Viet Nam News
Hoàng Trung, head of the Plant Protection Department under the Ministry of Agriculture and Rural Development, speaks to Nông thôn ngày nay (Countryside today) newspaper about fruit exports
Việt Nam has competitive fruit exports. However, our fruit often fails to meet international standards. What difficulties does Viet Nam face in exporting fruit?
We have troubles in exporting fruit. The biggest challenge is how to get phytosanitary certificates from countries we want to sell our fruit to. The challenge may become tougher due to the range of free trade agreements Việt Nam has joined, including the Trans-Pacific Partnership, cutting many tariffs to zero. When the tariffs are cut to zero, countries will raise their phytosanitary standards.
Several countries including the US, Japan, South Korea, Australia, New Zealand, Chile, Argentina and Brazil, issue stricter stipulations to imported plants, especially fruit. To meet their stipulations, we have to conduct complicated treatments for fruit, such as risk assessments or plant-quarantine programmes for each consignment before export.
Irradiation for fruit before export is costly. What do you think about it? What is the outlook for Vietnamese fruit?
The ministries of Agriculture and Rural Development and Science and Technology constructed an irradiation centre in the northern region. It helped cut the cost of irradiation for lychee exports. Thank to the centre, a company now saves about VNÐ16 million (US$714) per tonne on irradiation fees.

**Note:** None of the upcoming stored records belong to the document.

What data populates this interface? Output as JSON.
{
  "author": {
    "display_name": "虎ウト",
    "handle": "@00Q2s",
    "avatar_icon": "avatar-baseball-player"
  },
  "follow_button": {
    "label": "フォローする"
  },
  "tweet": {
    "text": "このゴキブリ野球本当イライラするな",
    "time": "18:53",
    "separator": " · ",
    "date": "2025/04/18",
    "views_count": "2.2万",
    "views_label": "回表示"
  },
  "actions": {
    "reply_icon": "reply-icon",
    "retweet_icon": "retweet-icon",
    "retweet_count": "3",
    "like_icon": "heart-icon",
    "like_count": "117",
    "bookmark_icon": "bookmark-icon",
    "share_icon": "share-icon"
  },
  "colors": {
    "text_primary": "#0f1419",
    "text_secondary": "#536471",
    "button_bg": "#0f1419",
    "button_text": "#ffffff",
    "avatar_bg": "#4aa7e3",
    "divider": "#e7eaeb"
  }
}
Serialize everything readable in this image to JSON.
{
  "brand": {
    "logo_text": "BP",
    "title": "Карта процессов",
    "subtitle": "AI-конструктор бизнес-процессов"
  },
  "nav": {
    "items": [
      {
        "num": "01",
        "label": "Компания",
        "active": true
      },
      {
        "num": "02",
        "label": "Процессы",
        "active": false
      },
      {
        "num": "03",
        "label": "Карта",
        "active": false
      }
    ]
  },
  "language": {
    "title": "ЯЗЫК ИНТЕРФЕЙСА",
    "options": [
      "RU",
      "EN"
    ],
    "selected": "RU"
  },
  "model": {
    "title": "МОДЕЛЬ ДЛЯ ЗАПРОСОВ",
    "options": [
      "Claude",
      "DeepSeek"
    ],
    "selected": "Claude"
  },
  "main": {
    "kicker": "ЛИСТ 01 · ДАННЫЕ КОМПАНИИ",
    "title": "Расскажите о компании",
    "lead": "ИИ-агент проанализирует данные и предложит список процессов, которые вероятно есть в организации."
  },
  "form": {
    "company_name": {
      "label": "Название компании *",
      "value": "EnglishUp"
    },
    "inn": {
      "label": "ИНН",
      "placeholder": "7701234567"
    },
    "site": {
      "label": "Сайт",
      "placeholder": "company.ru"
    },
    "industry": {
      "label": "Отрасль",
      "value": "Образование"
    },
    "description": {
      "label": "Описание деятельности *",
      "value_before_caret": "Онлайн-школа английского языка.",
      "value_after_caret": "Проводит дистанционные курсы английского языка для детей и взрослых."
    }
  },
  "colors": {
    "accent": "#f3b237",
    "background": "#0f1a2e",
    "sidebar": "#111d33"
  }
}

There have been positive signs for the Vietnamese fruit export market, like the US allowing dragon fruit, rambutan, longan and lychee imports, with irradiation required, and soon mango and star apple are expected to be exported to the US. Japan has approved the import of dragon fruit and mango from Việt Nam. Our Plant Protection Department and Japan will soon finish procedures to export lychee, dragon fruit and longan. South Korea also agreed to import our dragon fruit and mango, we also hope to export star apple to South Korea soon.
Fruit export revenue this year is forecast to surpass US$1.8 billion, the record was set last year after several high-requirement countries decided to import our fruit.
What other difficulties does the market face?
Domestic fruit cultivation is still small scale and scattered throughout the country. For example, it takes time for the department to collect enough growers to issue an area code for lychees before exporting to the US.
Also, there are few companies participating in exporting fruit. The capability of several export companies is still limited, some even violated regulations and hurt the reputation of other fruit export companies.
How will our fruit quarantine efforts before exporting improve?
The department will work with localities to supervise plant quarantines before exporting. We will order the two plant-quarantine centres in both north and south regions to provide short training courses for plant-quarantine staff in localities based on the requirements of importing countries.
For the markets we have worked with such as Japan, South Korea and New Zealand, we will continue obeying all their requirements. — VNS